Murad Anti-Aging Moisturizer SPF 20: In the spirit of being helpful, I decided to review this, otherwise I’d just leave a big resounding “ugh no.” This is called a light-weight acne moisturizer and I guess if you include Tea Tree Oil to your product, you can justify it. But the entire formula is laden with alcohol which ages and stripes skin (causing more oil production that leads to acne) and silicones which clog skin. Yes the texture is light, but you’d expect that from all the chemicals. The SPF power is only at 20, which is surprising considering all the sunscreen power comes from chemicals, so one would think they would at least bump this up to a SPF 30 to truly be of any use for daytime wear. Also, this contains retinyl palmitate which is the form of Vitamin A that dermatologists are advising should not be used in sunscreens. Overall, everything wrong with chemical sunscreens can be found in this product.
Dr.Alkaitis Organic Soothing Gel: I like Dr. Saul Alkaitis, his products are priced fairly (although the cremes are on the high side for his line), and I like his philosophy that his products intuitively respond to individual skin type so his products are not sold by skin type. However this also makes buying things like choosing between his 4 masks extremely difficult as you have to look for indicator words to figure out what would be best for your skin. I digress, the Organic Soothing Gel earned a steady reputation in Spirit Beauty Lounge as a lightweight gel moisturizer that is really good for acne prone skin because of its anti-bacterial properties.
The scent of the gel is similar to his line, herbal, strong, but not something you’d think was bad. The texture in my sample was a bit inconsistent, can anyone confirm if this product is supposed to be shaken first? The product came as very fluid at first and as I used more, it became more gel like and darker in color. So something was going on there. Unlike a lot of natural skincare products, there is an obvious amount of alcohol in this gel. It’s derived from organically grown grapes so it’s better than the typical alcohol that is used, but I wonder if a lower concentration would be possible.

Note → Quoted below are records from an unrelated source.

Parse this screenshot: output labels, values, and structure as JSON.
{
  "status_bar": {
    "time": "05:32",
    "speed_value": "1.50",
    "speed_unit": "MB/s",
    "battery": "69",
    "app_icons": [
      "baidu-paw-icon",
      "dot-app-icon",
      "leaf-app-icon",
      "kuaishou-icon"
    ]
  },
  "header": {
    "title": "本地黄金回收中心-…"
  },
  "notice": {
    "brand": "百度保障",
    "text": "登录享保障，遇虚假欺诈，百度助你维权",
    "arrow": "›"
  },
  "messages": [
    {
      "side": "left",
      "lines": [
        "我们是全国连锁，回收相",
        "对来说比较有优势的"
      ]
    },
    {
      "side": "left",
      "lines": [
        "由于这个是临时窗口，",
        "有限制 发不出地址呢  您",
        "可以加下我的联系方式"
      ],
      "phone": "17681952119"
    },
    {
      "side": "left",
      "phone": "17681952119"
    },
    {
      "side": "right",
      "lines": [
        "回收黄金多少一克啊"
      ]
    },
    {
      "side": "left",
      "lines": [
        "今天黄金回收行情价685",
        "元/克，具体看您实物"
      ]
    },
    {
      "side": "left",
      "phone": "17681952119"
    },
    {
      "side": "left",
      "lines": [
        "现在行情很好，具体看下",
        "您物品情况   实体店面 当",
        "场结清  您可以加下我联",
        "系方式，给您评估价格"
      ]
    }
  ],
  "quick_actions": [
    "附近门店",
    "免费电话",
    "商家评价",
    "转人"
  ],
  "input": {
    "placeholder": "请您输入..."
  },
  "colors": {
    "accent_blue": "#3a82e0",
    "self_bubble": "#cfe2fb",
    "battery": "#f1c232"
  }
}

There are great ingredients to counter acne such as witch hazel, lavender, & fennel, but while I think it helped rather than hindered breakouts, I can’t say I would count on this for serious breakouts or to dramatically reduce flareups. Nonetheless, I would consider purchasing this as a light moisturizer that has additional benefits in discouraging acne, despite my reservations over it’s alcohol content and effectiveness in tackling breakouts.